When people hear about performance-pricing for the first time, they often confuse it with another (more familiar) parking policy: using high prices to restrict traffic.
If you are a regular Reinventing Parking reader, then you probably won't make that mistake. But be aware of it whenever you try to explain performance pricing to anyone else. Your audience is likely to jump to the conclusion that you simply mean higher parking prices to limit car use.
Comment threads for articles on Donald Shoup's demand-responsive pricing suggestions often have examples of this misunderstanding. For example, this article prompted this comment:
... If, today, you raise the price of parking in most places (Boston included), you reduce mobility. Somehow public transit has to simultaneously be improved while parking is reduced. ...Even this supportive comment on the same item blurs the distinction between performance pricing (for vacancies) and pricing to deter car use:
... What policies such as congestion pricing, parking pricing, and road diets do is make people switch from driving to not taking the trip or to taking public transit ...
Now I am not against city-center parking restraint and the fact that it leads to high parking prices. It is often a good idea. But it is NOT performance-pricing! It is something else.
For decades, London has been gradually restricting the supply of parking in order to increase parking prices and reduce traffic. It limited its central-area parking as part of its Travel Demand Management (TDM) policies. Sydney too. In fact, many cities in Europe and Australia do this to some extent. According to ITDP:
Amsterdam, Paris, Zurich and Strasbourg limit how much parking is allowed in new developments based on how far it is to walk to a bus, tram or metro stop. Zurich has made significant investments in new tram and bus lines while making parking more expensive and less convenient.Seoul is one of the few Asian cities to deliberately limit parking supply in its business districts. In the USA, EPA regulations also prompted a few cities to restrict parking supply, producing high prices in their central business districts (CBDs).
|Buildings in Seoul's CBDs have tight limits on the parking spaces they can provide.|
Such policies are often a great idea, especially for central areas that are well served by mass transit, but they are not performance pricing.
Now, let's try to be clear about distinctions (and connections) between a) performance pricing and b) using parking as TDM:
1. The two policies have different aims.
A key claim for performance pricing is indeed that it would reduce traffic. Uh oh... there is fuel for confusion there. But the key to this is its goal of reducing CRUISING for parking. It does NOT aim to reduce car travel itself (although it should help that agenda indirectly in the longer term). By contrast, parking restriction does aim to deter car-based visits to central areas.
Parking restrictions nudge off-street parking prices upwards. If such parking restraint were COMBINED with performance-pricing for on-street parking then the on-street parking prices will also be a market outcome and should also rise as supply shrinks. So even though the two policies are not the same thing, they are actually compatible.

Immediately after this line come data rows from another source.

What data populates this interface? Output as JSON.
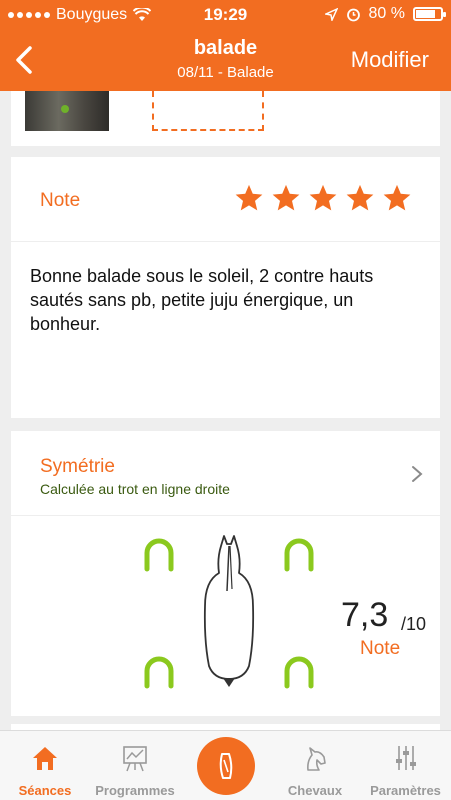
{
  "status": {
    "carrier": "Bouygues",
    "time": "19:29",
    "battery": "80 %",
    "battery_level": 0.8
  },
  "header": {
    "title": "balade",
    "subtitle": "08/11 - Balade",
    "edit_label": "Modifier"
  },
  "note": {
    "label": "Note",
    "rating": 5,
    "rating_max": 5,
    "comment": "Bonne balade sous le soleil, 2 contre hauts sautés sans pb, petite juju énergique, un bonheur."
  },
  "symmetry": {
    "title": "Symétrie",
    "subtitle": "Calculée au trot en ligne droite",
    "score": "7,3",
    "score_max": "/10",
    "score_label": "Note"
  },
  "tabs": [
    {
      "label": "Séances",
      "icon": "home-icon",
      "active": true
    },
    {
      "label": "Programmes",
      "icon": "chart-board-icon",
      "active": false
    },
    {
      "label": "",
      "icon": "record-session-icon",
      "active": false
    },
    {
      "label": "Chevaux",
      "icon": "horse-head-icon",
      "active": false
    },
    {
      "label": "Paramètres",
      "icon": "sliders-icon",
      "active": false
    }
  ],
  "colors": {
    "accent": "#f26d21",
    "shoe": "#8bc91e",
    "background": "#eeeeee"
  }
}
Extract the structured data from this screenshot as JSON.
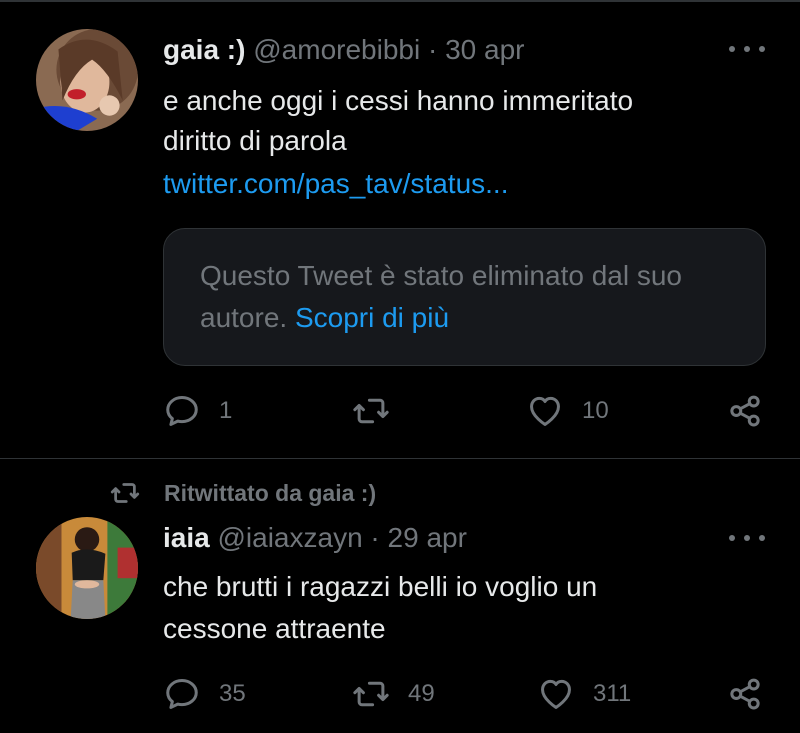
{
  "colors": {
    "background": "#000000",
    "text": "#e7e9ea",
    "muted": "#71767b",
    "link": "#1d9bf0",
    "border": "#2f3336"
  },
  "tweets": [
    {
      "author_name": "gaia :)",
      "handle": "@amorebibbi",
      "separator": "·",
      "date": "30 apr",
      "text_lines": [
        "e anche oggi i cessi hanno immeritato",
        "diritto di parola"
      ],
      "link": "twitter.com/pas_tav/status...",
      "quote": {
        "text": "Questo Tweet è stato eliminato dal suo autore.",
        "learn_more": "Scopri di più"
      },
      "actions": {
        "reply_count": "1",
        "retweet_count": "",
        "like_count": "10"
      },
      "icons": [
        "avatar",
        "more-icon",
        "reply-icon",
        "retweet-icon",
        "like-icon",
        "share-icon"
      ]
    },
    {
      "retweeted_by": "Ritwittato da gaia :)",
      "author_name": "iaia",
      "handle": "@iaiaxzayn",
      "separator": "·",
      "date": "29 apr",
      "text_lines": [
        "che brutti i ragazzi belli io voglio un",
        "cessone attraente"
      ],
      "actions": {
        "reply_count": "35",
        "retweet_count": "49",
        "like_count": "311"
      },
      "icons": [
        "retweet-icon",
        "avatar",
        "more-icon",
        "reply-icon",
        "retweet-icon",
        "like-icon",
        "share-icon"
      ]
    }
  ]
}
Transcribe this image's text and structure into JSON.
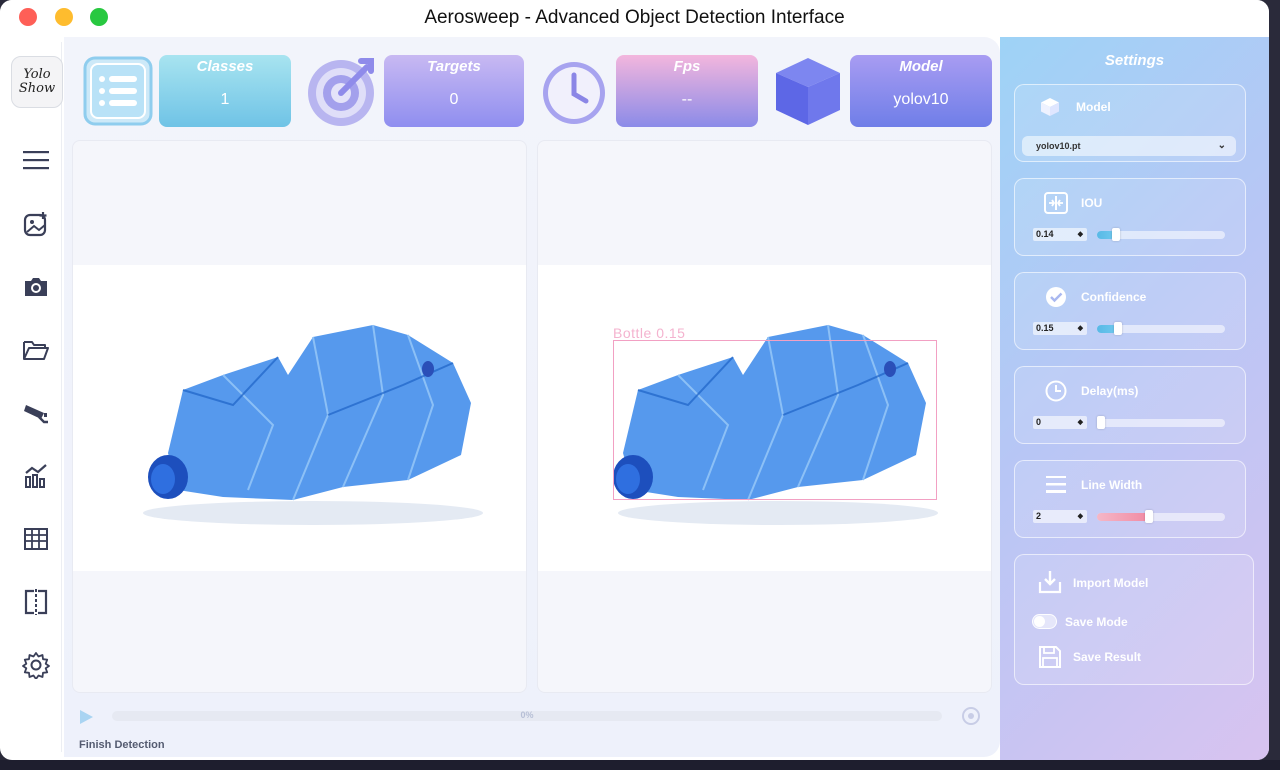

In fact, many of the cities that are most urgently in need of on-street parking reform (such as performance pricing or something similar) are those whose CBDs do restrict parking but which still have under-priced on-street parking (think of the business districts of New York City). This produces a toxic combination of very expensive off-street and very cheap on-street parking, causing extreme levels of cruising for parking. This obviously undermines the benefits of the parking restraint.
San Francisco has also been a case of this! And SFPark is being tried as an answer to the problem. So it is no accident that SFPark is being tried in a city which has a "transit-first" transportation policy that includes parking maximums in the central area.
Unfortunately, this also adds to the confusion. Many people seem to think, "hmmm ... if San Francisco is doing demand-responsive pricing for parking then it must be about restricting cars".
3. But the two policies need not go together
Many CBDs around the world that restrain parking don't use performance pricing. As mentioned above, some still underprice their parking. Others manage on-street parking quite well but don't use explicit performance pricing. Most of them manage their on-street parking on a zonal basis in order to achieve on-street prices that are similar to, or higher than, the market-based off-street parking. The outcomes of this are probably similar to a simple version of demand-responsive pricing (since the market-based off-street prices are a benchmark) but vacancies are not the explicit target in setting prices.
And cities could certainly do performance pricing even without restricting parking supply. In fact, this is a key point I am trying to make with this post.
4. Performance-pricing SHOULD be more politically palatable than parking restrictions
Actually, I should say first that even parking restraint CAN be clever politics, at least in city centers and at least compared with some of the other ways to tame traffic. For example, parking restraint is one of the secrets behind Berlin's traffic limitation strategies and was achieved without much political backlash. CBD parking limitation is certainly much more widespread around the world than congestion pricing, for example!
But beyond transit-oriented CBDs, parking restrictions tend to be unpopular. There are many places where it is currently politically impossible to restrict parking supply and to deliberately drive parking prices higher.
This confusion is an obstacle to performance-pricing reform
Now you should be able to see why I have tried so hard to emphasize that performance pricing is NOT the same thing as using parking for travel demand management or traffic restraint.
Performance pricing SHOULD be possible even in places that have no local political appetite for traffic restraint. But not if the two keep getting conflated in people's minds.